ABOUT THIS TASK = All lines with the word "Create" are to be found and copied from the listing.

"""

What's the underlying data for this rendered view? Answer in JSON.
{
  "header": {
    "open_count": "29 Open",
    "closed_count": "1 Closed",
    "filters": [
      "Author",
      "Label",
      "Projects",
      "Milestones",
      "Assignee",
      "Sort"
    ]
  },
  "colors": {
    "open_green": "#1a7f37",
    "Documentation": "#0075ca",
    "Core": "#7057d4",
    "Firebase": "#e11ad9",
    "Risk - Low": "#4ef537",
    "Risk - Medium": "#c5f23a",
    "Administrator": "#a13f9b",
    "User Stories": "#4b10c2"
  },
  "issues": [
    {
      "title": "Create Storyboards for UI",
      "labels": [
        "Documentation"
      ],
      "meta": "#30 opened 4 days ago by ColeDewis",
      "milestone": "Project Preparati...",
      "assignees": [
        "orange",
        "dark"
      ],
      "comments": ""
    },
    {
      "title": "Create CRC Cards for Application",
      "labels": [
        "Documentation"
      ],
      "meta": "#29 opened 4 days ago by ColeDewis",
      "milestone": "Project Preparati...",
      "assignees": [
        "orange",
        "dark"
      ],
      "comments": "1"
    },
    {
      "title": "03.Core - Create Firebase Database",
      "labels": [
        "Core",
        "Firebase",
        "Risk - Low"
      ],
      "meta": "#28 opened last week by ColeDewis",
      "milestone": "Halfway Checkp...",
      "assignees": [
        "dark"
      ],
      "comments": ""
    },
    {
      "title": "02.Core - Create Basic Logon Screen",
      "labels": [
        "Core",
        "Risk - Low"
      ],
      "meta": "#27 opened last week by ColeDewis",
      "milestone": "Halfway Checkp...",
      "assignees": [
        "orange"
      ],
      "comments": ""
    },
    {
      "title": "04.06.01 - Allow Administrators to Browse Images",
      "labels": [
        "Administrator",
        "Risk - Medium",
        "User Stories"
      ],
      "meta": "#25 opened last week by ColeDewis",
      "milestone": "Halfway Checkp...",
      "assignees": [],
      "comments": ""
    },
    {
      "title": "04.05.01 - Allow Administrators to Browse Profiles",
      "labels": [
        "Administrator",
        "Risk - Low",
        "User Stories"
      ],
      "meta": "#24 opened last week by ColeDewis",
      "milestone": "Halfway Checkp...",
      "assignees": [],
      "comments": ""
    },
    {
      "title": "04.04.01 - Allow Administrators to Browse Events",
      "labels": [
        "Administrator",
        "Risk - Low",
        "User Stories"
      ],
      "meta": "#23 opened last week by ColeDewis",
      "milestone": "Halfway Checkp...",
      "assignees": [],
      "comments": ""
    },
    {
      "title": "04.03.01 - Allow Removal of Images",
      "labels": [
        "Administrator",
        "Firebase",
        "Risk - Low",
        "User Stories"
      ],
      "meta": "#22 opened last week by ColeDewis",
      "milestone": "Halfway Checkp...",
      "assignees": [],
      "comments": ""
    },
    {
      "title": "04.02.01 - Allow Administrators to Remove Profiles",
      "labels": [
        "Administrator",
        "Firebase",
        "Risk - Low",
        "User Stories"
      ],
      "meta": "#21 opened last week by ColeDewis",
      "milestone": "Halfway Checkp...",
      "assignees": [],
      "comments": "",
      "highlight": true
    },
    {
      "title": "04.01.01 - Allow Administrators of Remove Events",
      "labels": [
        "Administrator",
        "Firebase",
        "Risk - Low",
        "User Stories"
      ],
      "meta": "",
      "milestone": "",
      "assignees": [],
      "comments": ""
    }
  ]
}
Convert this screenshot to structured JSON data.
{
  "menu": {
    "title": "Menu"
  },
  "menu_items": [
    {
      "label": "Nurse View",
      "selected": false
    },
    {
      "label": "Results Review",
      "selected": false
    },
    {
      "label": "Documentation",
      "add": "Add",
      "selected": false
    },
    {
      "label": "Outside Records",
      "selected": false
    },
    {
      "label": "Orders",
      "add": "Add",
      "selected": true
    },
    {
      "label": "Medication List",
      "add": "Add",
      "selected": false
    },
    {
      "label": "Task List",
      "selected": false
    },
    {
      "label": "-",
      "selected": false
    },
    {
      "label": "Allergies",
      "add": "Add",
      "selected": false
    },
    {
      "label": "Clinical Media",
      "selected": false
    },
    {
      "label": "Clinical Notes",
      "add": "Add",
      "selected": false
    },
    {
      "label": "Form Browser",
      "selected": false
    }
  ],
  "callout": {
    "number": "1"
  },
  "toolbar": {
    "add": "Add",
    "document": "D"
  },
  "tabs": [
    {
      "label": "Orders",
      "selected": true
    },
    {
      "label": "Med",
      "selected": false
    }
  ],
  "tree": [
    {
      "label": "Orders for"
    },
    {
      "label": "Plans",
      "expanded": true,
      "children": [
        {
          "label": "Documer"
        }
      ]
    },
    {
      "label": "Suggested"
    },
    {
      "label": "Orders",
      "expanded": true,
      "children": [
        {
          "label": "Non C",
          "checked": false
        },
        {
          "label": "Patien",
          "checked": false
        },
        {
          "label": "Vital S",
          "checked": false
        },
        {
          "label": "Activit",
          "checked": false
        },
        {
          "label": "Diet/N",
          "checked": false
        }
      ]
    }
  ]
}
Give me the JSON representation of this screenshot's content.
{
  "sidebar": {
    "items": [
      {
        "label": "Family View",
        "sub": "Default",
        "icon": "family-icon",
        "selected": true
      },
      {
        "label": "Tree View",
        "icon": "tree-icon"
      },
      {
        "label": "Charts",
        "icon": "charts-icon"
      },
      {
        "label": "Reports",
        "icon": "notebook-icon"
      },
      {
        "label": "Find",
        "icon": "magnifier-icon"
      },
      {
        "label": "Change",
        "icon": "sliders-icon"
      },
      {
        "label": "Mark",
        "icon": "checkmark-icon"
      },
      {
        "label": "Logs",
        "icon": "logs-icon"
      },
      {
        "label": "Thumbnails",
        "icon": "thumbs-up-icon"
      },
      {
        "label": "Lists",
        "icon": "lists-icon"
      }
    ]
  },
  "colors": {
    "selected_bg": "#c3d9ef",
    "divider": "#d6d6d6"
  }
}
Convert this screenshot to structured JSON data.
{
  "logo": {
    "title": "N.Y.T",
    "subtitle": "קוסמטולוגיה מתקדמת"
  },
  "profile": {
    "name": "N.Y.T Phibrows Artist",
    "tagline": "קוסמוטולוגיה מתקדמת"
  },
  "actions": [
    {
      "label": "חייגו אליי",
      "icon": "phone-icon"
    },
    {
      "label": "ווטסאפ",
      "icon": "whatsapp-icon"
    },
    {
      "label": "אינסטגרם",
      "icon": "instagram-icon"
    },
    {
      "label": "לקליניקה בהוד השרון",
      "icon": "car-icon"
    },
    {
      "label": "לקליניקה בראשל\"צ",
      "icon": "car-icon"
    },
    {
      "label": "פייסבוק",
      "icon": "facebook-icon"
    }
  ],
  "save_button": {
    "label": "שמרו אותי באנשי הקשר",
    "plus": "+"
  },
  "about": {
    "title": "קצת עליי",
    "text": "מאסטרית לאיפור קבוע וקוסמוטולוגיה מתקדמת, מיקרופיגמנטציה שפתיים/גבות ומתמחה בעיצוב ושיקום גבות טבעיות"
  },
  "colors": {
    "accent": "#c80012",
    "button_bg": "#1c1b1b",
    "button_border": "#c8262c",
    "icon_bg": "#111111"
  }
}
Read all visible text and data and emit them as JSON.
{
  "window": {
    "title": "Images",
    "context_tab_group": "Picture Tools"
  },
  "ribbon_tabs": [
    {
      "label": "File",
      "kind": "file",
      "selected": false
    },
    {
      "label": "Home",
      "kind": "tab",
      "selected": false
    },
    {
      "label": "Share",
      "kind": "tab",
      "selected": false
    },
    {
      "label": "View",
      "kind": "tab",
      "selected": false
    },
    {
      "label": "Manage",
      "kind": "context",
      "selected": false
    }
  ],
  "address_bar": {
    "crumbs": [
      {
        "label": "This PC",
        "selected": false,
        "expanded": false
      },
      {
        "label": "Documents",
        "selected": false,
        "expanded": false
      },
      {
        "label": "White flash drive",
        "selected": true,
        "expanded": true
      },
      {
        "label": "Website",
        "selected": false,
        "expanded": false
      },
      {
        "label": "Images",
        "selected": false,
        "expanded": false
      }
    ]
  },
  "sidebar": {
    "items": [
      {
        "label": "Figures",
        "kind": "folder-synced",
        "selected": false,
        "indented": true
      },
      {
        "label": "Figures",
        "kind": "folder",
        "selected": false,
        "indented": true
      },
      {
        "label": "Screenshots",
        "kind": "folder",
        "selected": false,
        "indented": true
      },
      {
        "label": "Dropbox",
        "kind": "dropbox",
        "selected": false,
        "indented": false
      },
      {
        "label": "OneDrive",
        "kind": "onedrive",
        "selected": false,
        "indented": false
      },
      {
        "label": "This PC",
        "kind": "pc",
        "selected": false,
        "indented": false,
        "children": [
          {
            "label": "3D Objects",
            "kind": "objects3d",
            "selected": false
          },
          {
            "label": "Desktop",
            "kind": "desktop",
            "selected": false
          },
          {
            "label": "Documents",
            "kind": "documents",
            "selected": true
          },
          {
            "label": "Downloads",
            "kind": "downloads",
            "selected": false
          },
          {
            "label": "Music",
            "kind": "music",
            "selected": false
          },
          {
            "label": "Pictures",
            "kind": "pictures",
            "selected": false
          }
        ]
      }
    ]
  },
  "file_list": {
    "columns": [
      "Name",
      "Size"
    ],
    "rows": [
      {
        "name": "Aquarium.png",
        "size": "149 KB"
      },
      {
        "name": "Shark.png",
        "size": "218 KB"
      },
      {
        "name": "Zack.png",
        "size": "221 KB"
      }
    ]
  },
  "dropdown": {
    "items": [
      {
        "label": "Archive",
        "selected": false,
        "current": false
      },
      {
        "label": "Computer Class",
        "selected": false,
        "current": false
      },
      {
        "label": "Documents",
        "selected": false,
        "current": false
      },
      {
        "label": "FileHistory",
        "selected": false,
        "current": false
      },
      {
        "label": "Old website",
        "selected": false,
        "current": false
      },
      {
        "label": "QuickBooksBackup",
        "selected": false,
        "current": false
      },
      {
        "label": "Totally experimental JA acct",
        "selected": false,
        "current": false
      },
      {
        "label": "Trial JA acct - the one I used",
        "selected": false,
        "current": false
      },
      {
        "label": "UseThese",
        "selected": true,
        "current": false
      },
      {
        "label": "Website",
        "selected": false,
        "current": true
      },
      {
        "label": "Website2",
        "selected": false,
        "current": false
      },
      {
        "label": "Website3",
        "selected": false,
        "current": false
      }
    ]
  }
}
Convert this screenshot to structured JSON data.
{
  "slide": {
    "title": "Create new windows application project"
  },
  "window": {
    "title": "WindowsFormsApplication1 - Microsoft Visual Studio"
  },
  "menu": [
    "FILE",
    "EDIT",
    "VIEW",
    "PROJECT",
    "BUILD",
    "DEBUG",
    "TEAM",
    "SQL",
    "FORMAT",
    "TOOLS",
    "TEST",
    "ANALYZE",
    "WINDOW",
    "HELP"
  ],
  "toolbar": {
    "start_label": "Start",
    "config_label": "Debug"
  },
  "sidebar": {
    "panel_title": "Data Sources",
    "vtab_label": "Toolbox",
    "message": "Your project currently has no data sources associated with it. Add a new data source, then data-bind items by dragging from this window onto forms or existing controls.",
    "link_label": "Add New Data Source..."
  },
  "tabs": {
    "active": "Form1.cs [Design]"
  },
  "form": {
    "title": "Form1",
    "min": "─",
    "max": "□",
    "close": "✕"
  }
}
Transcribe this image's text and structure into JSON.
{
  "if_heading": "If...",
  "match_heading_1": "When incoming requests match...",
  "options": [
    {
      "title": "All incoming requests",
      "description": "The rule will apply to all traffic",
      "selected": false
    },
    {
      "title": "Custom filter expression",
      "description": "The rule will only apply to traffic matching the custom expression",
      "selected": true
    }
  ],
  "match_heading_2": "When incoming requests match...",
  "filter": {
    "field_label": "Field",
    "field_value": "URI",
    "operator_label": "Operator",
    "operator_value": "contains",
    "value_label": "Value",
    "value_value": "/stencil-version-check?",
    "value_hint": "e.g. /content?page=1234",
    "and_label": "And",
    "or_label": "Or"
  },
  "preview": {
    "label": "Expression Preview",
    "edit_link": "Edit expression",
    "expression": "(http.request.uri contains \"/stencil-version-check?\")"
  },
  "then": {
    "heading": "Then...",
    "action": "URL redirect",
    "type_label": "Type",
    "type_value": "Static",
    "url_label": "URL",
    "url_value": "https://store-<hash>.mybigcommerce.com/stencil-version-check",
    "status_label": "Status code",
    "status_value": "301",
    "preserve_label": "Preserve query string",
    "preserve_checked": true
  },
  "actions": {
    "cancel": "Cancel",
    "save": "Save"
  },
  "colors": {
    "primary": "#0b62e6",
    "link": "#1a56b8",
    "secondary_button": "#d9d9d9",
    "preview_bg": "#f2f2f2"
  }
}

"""

REPLY =
      "title": "Create Storyboards for UI",
      "title": "Create CRC Cards for Application",
      "title": "03.Core - Create Firebase Database",
      "title": "02.Core - Create Basic Logon Screen",
    "title": "Create new windows application project"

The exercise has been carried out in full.